**WORK REQUEST:**
Filter the records for lines holding the string "Massimo".
***** RECORDS SUPPLIED
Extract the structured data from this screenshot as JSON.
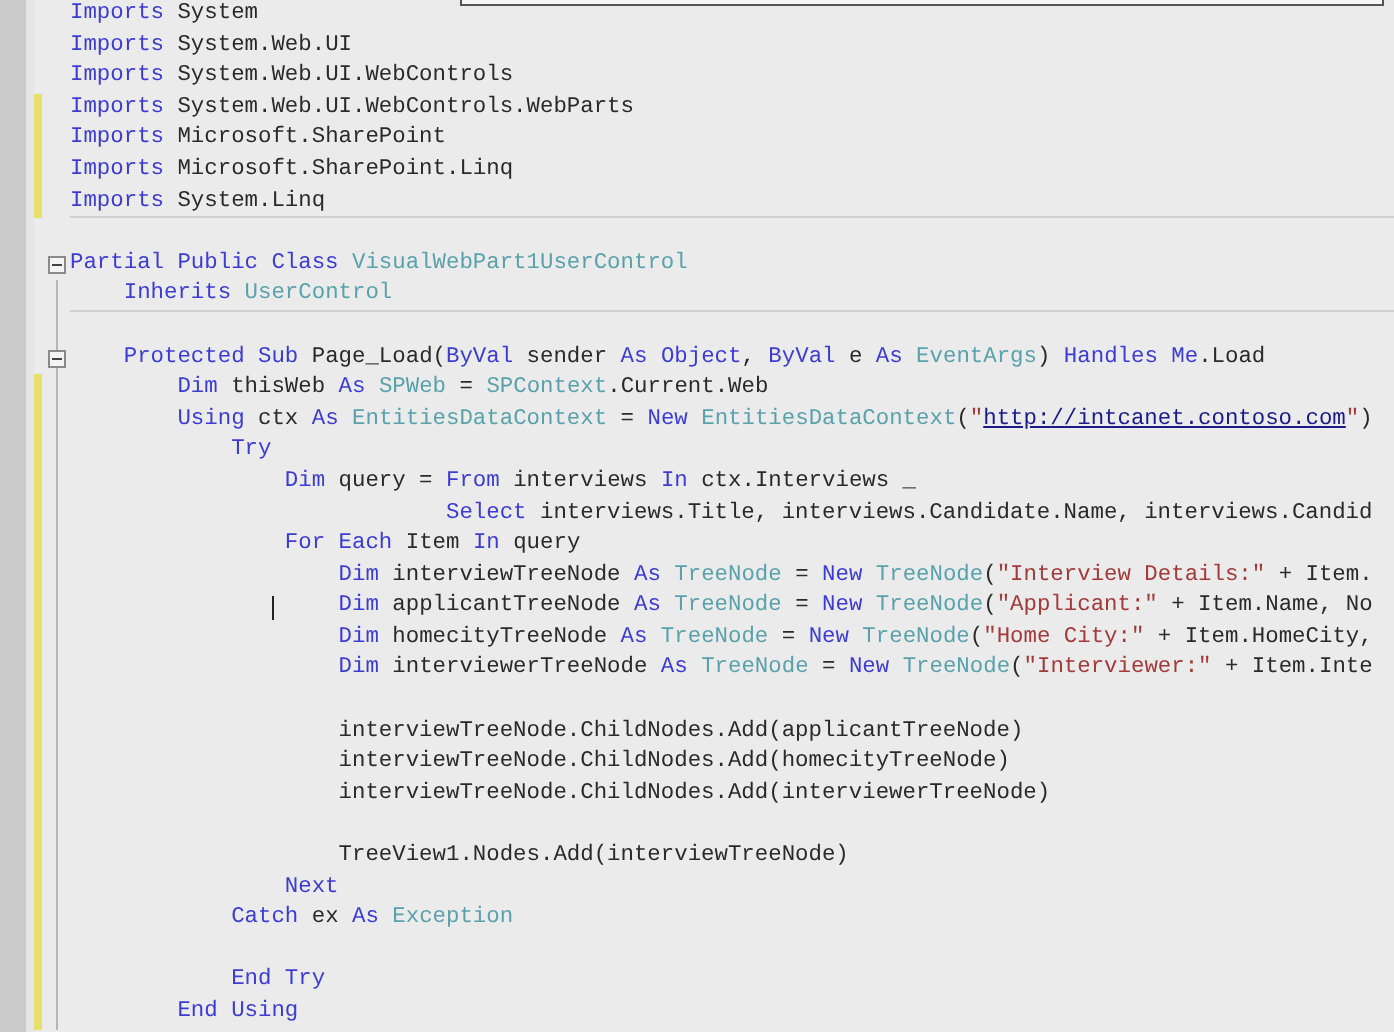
{
  "editor": {
    "lines": [
      {
        "changed": false,
        "fold": false,
        "cursor": false,
        "separator": false,
        "tokens": [
          {
            "kind": "keyword",
            "text": "Imports"
          },
          {
            "kind": "plain",
            "text": " System"
          }
        ]
      },
      {
        "changed": false,
        "fold": false,
        "cursor": false,
        "separator": false,
        "tokens": [
          {
            "kind": "keyword",
            "text": "Imports"
          },
          {
            "kind": "plain",
            "text": " System.Web.UI"
          }
        ]
      },
      {
        "changed": false,
        "fold": false,
        "cursor": false,
        "separator": false,
        "tokens": [
          {
            "kind": "keyword",
            "text": "Imports"
          },
          {
            "kind": "plain",
            "text": " System.Web.UI.WebControls"
          }
        ]
      },
      {
        "changed": true,
        "fold": false,
        "cursor": false,
        "separator": false,
        "tokens": [
          {
            "kind": "keyword",
            "text": "Imports"
          },
          {
            "kind": "plain",
            "text": " System.Web.UI.WebControls.WebParts"
          }
        ]
      },
      {
        "changed": true,
        "fold": false,
        "cursor": false,
        "separator": false,
        "tokens": [
          {
            "kind": "keyword",
            "text": "Imports"
          },
          {
            "kind": "plain",
            "text": " Microsoft.SharePoint"
          }
        ]
      },
      {
        "changed": true,
        "fold": false,
        "cursor": false,
        "separator": false,
        "tokens": [
          {
            "kind": "keyword",
            "text": "Imports"
          },
          {
            "kind": "plain",
            "text": " Microsoft.SharePoint.Linq"
          }
        ]
      },
      {
        "changed": true,
        "fold": false,
        "cursor": false,
        "separator": true,
        "tokens": [
          {
            "kind": "keyword",
            "text": "Imports"
          },
          {
            "kind": "plain",
            "text": " System.Linq"
          }
        ]
      },
      {
        "changed": false,
        "fold": false,
        "cursor": false,
        "separator": false
      },
      {
        "changed": false,
        "fold": true,
        "cursor": false,
        "separator": false,
        "tokens": [
          {
            "kind": "keyword",
            "text": "Partial Public Class"
          },
          {
            "kind": "type",
            "text": " VisualWebPart1UserControl"
          }
        ]
      },
      {
        "changed": false,
        "fold": false,
        "cursor": false,
        "separator": true,
        "tokens": [
          {
            "kind": "keyword",
            "text": "    Inherits"
          },
          {
            "kind": "type",
            "text": " UserControl"
          }
        ]
      },
      {
        "changed": false,
        "fold": false,
        "cursor": false,
        "separator": false
      },
      {
        "changed": false,
        "fold": true,
        "cursor": false,
        "separator": false,
        "tokens": [
          {
            "kind": "keyword",
            "text": "    Protected Sub"
          },
          {
            "kind": "plain",
            "text": " Page_Load("
          },
          {
            "kind": "keyword",
            "text": "ByVal"
          },
          {
            "kind": "plain",
            "text": " sender "
          },
          {
            "kind": "keyword",
            "text": "As Object"
          },
          {
            "kind": "plain",
            "text": ", "
          },
          {
            "kind": "keyword",
            "text": "ByVal"
          },
          {
            "kind": "plain",
            "text": " e "
          },
          {
            "kind": "keyword",
            "text": "As"
          },
          {
            "kind": "type",
            "text": " EventArgs"
          },
          {
            "kind": "plain",
            "text": ") "
          },
          {
            "kind": "keyword",
            "text": "Handles Me"
          },
          {
            "kind": "plain",
            "text": ".Load"
          }
        ]
      },
      {
        "changed": true,
        "fold": false,
        "cursor": false,
        "separator": false,
        "tokens": [
          {
            "kind": "keyword",
            "text": "        Dim"
          },
          {
            "kind": "plain",
            "text": " thisWeb "
          },
          {
            "kind": "keyword",
            "text": "As"
          },
          {
            "kind": "type",
            "text": " SPWeb"
          },
          {
            "kind": "plain",
            "text": " = "
          },
          {
            "kind": "type",
            "text": "SPContext"
          },
          {
            "kind": "plain",
            "text": ".Current.Web"
          }
        ]
      },
      {
        "changed": true,
        "fold": false,
        "cursor": false,
        "separator": false,
        "tokens": [
          {
            "kind": "keyword",
            "text": "        Using"
          },
          {
            "kind": "plain",
            "text": " ctx "
          },
          {
            "kind": "keyword",
            "text": "As"
          },
          {
            "kind": "type",
            "text": " EntitiesDataContext"
          },
          {
            "kind": "plain",
            "text": " = "
          },
          {
            "kind": "keyword",
            "text": "New"
          },
          {
            "kind": "type",
            "text": " EntitiesDataContext"
          },
          {
            "kind": "plain",
            "text": "("
          },
          {
            "kind": "string",
            "text": "\""
          },
          {
            "kind": "link",
            "text": "http://intcanet.contoso.com"
          },
          {
            "kind": "string",
            "text": "\""
          },
          {
            "kind": "plain",
            "text": ")"
          }
        ]
      },
      {
        "changed": true,
        "fold": false,
        "cursor": false,
        "separator": false,
        "tokens": [
          {
            "kind": "keyword",
            "text": "            Try"
          }
        ]
      },
      {
        "changed": true,
        "fold": false,
        "cursor": false,
        "separator": false,
        "tokens": [
          {
            "kind": "keyword",
            "text": "                Dim"
          },
          {
            "kind": "plain",
            "text": " query = "
          },
          {
            "kind": "keyword",
            "text": "From"
          },
          {
            "kind": "plain",
            "text": " interviews "
          },
          {
            "kind": "keyword",
            "text": "In"
          },
          {
            "kind": "plain",
            "text": " ctx.Interviews _"
          }
        ]
      },
      {
        "changed": true,
        "fold": false,
        "cursor": false,
        "separator": false,
        "tokens": [
          {
            "kind": "keyword",
            "text": "                            Select"
          },
          {
            "kind": "plain",
            "text": " interviews.Title, interviews.Candidate.Name, interviews.Candid"
          }
        ]
      },
      {
        "changed": true,
        "fold": false,
        "cursor": false,
        "separator": false,
        "tokens": [
          {
            "kind": "keyword",
            "text": "                For Each"
          },
          {
            "kind": "plain",
            "text": " Item "
          },
          {
            "kind": "keyword",
            "text": "In"
          },
          {
            "kind": "plain",
            "text": " query"
          }
        ]
      },
      {
        "changed": true,
        "fold": false,
        "cursor": false,
        "separator": false,
        "tokens": [
          {
            "kind": "keyword",
            "text": "                    Dim"
          },
          {
            "kind": "plain",
            "text": " interviewTreeNode "
          },
          {
            "kind": "keyword",
            "text": "As"
          },
          {
            "kind": "type",
            "text": " TreeNode"
          },
          {
            "kind": "plain",
            "text": " = "
          },
          {
            "kind": "keyword",
            "text": "New"
          },
          {
            "kind": "type",
            "text": " TreeNode"
          },
          {
            "kind": "plain",
            "text": "("
          },
          {
            "kind": "string",
            "text": "\"Interview Details:\""
          },
          {
            "kind": "plain",
            "text": " + Item."
          }
        ]
      },
      {
        "changed": true,
        "fold": false,
        "cursor": true,
        "separator": false,
        "tokens": [
          {
            "kind": "keyword",
            "text": "                    Dim"
          },
          {
            "kind": "plain",
            "text": " applicantTreeNode "
          },
          {
            "kind": "keyword",
            "text": "As"
          },
          {
            "kind": "type",
            "text": " TreeNode"
          },
          {
            "kind": "plain",
            "text": " = "
          },
          {
            "kind": "keyword",
            "text": "New"
          },
          {
            "kind": "type",
            "text": " TreeNode"
          },
          {
            "kind": "plain",
            "text": "("
          },
          {
            "kind": "string",
            "text": "\"Applicant:\""
          },
          {
            "kind": "plain",
            "text": " + Item.Name, No"
          }
        ]
      },
      {
        "changed": true,
        "fold": false,
        "cursor": false,
        "separator": false,
        "tokens": [
          {
            "kind": "keyword",
            "text": "                    Dim"
          },
          {
            "kind": "plain",
            "text": " homecityTreeNode "
          },
          {
            "kind": "keyword",
            "text": "As"
          },
          {
            "kind": "type",
            "text": " TreeNode"
          },
          {
            "kind": "plain",
            "text": " = "
          },
          {
            "kind": "keyword",
            "text": "New"
          },
          {
            "kind": "type",
            "text": " TreeNode"
          },
          {
            "kind": "plain",
            "text": "("
          },
          {
            "kind": "string",
            "text": "\"Home City:\""
          },
          {
            "kind": "plain",
            "text": " + Item.HomeCity,"
          }
        ]
      },
      {
        "changed": true,
        "fold": false,
        "cursor": false,
        "separator": false,
        "tokens": [
          {
            "kind": "keyword",
            "text": "                    Dim"
          },
          {
            "kind": "plain",
            "text": " interviewerTreeNode "
          },
          {
            "kind": "keyword",
            "text": "As"
          },
          {
            "kind": "type",
            "text": " TreeNode"
          },
          {
            "kind": "plain",
            "text": " = "
          },
          {
            "kind": "keyword",
            "text": "New"
          },
          {
            "kind": "type",
            "text": " TreeNode"
          },
          {
            "kind": "plain",
            "text": "("
          },
          {
            "kind": "string",
            "text": "\"Interviewer:\""
          },
          {
            "kind": "plain",
            "text": " + Item.Inte"
          }
        ]
      },
      {
        "changed": true,
        "fold": false,
        "cursor": false,
        "separator": false
      },
      {
        "changed": true,
        "fold": false,
        "cursor": false,
        "separator": false,
        "tokens": [
          {
            "kind": "plain",
            "text": "                    interviewTreeNode.ChildNodes.Add(applicantTreeNode)"
          }
        ]
      },
      {
        "changed": true,
        "fold": false,
        "cursor": false,
        "separator": false,
        "tokens": [
          {
            "kind": "plain",
            "text": "                    interviewTreeNode.ChildNodes.Add(homecityTreeNode)"
          }
        ]
      },
      {
        "changed": true,
        "fold": false,
        "cursor": false,
        "separator": false,
        "tokens": [
          {
            "kind": "plain",
            "text": "                    interviewTreeNode.ChildNodes.Add(interviewerTreeNode)"
          }
        ]
      },
      {
        "changed": true,
        "fold": false,
        "cursor": false,
        "separator": false
      },
      {
        "changed": true,
        "fold": false,
        "cursor": false,
        "separator": false,
        "tokens": [
          {
            "kind": "plain",
            "text": "                    TreeView1.Nodes.Add(interviewTreeNode)"
          }
        ]
      },
      {
        "changed": true,
        "fold": false,
        "cursor": false,
        "separator": false,
        "tokens": [
          {
            "kind": "keyword",
            "text": "                Next"
          }
        ]
      },
      {
        "changed": true,
        "fold": false,
        "cursor": false,
        "separator": false,
        "tokens": [
          {
            "kind": "keyword",
            "text": "            Catch"
          },
          {
            "kind": "plain",
            "text": " ex "
          },
          {
            "kind": "keyword",
            "text": "As"
          },
          {
            "kind": "type",
            "text": " Exception"
          }
        ]
      },
      {
        "changed": true,
        "fold": false,
        "cursor": false,
        "separator": false
      },
      {
        "changed": true,
        "fold": false,
        "cursor": false,
        "separator": false,
        "tokens": [
          {
            "kind": "keyword",
            "text": "            End Try"
          }
        ]
      },
      {
        "changed": true,
        "fold": false,
        "cursor": false,
        "separator": false,
        "tokens": [
          {
            "kind": "keyword",
            "text": "        End Using"
          }
        ]
      }
    ]
  }
}
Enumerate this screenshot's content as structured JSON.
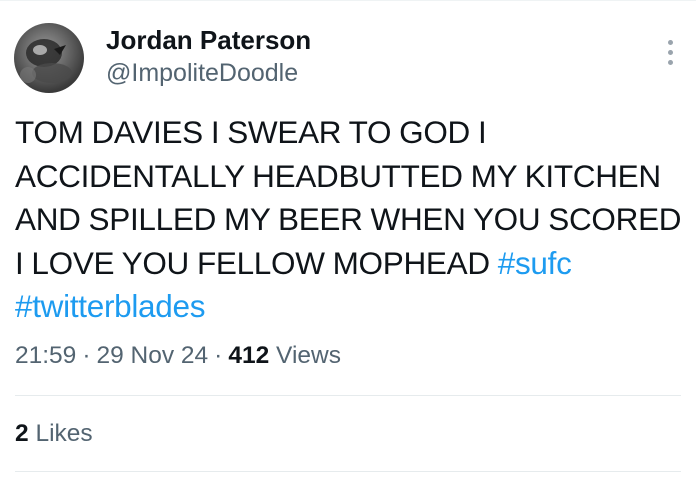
{
  "author": {
    "display_name": "Jordan Paterson",
    "handle": "@ImpoliteDoodle"
  },
  "tweet": {
    "text_lines": [
      "TOM DAVIES I SWEAR TO GOD I",
      "ACCIDENTALLY HEADBUTTED MY KITCHEN",
      "AND SPILLED MY BEER WHEN YOU SCORED",
      "I LOVE YOU FELLOW MOPHEAD "
    ],
    "hashtags": [
      "#sufc",
      "#twitterblades"
    ]
  },
  "meta": {
    "time": "21:59",
    "separator": "·",
    "date": "29 Nov 24",
    "views_count": "412",
    "views_label": "Views"
  },
  "engagement": {
    "likes_count": "2",
    "likes_label": "Likes"
  },
  "icons": {
    "more": "more-options-icon"
  },
  "colors": {
    "text": "#0f1419",
    "secondary": "#536471",
    "link": "#1d9bf0",
    "divider": "#e6ebed"
  }
}
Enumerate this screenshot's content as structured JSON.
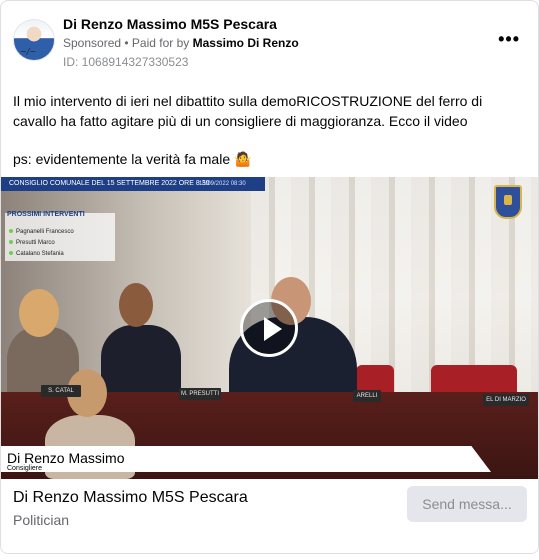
{
  "post": {
    "page_name": "Di Renzo Massimo M5S Pescara",
    "sponsored_label": "Sponsored",
    "paid_for_prefix": "• Paid for by",
    "paid_for_name": "Massimo Di Renzo",
    "ad_id": "ID: 1068914327330523",
    "more_label": "•••",
    "text_paragraph_1": "Il mio intervento di ieri nel dibattito sulla demoRICOSTRUZIONE del ferro di cavallo ha fatto agitare più di un consigliere di maggioranza. Ecco il video",
    "text_paragraph_2": "ps: evidentemente la verità fa male 🤷"
  },
  "video": {
    "topbar_title": "CONSIGLIO COMUNALE DEL 15 SETTEMBRE 2022 ORE 8:30",
    "topbar_date": "15/09/2022 08:30",
    "prossimi_title": "PROSSIMI INTERVENTI",
    "prossimi": [
      "Pagnanelli Francesco",
      "Presutti Marco",
      "Catalano Stefania"
    ],
    "nameplates": [
      "S. CATAL",
      "M. PRESUTTI",
      "ARELLI",
      "EL DI MARZIO"
    ],
    "lower_third_name": "Di Renzo Massimo",
    "lower_third_role": "Consigliere"
  },
  "footer": {
    "name": "Di Renzo Massimo M5S Pescara",
    "category": "Politician",
    "send_button": "Send messa..."
  }
}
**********
**TASK OUTPUT:**
    "page_name": "Di Renzo Massimo M5S Pescara",
    "paid_for_name": "Massimo Di Renzo",
    "lower_third_name": "Di Renzo Massimo",
    "name": "Di Renzo Massimo M5S Pescara",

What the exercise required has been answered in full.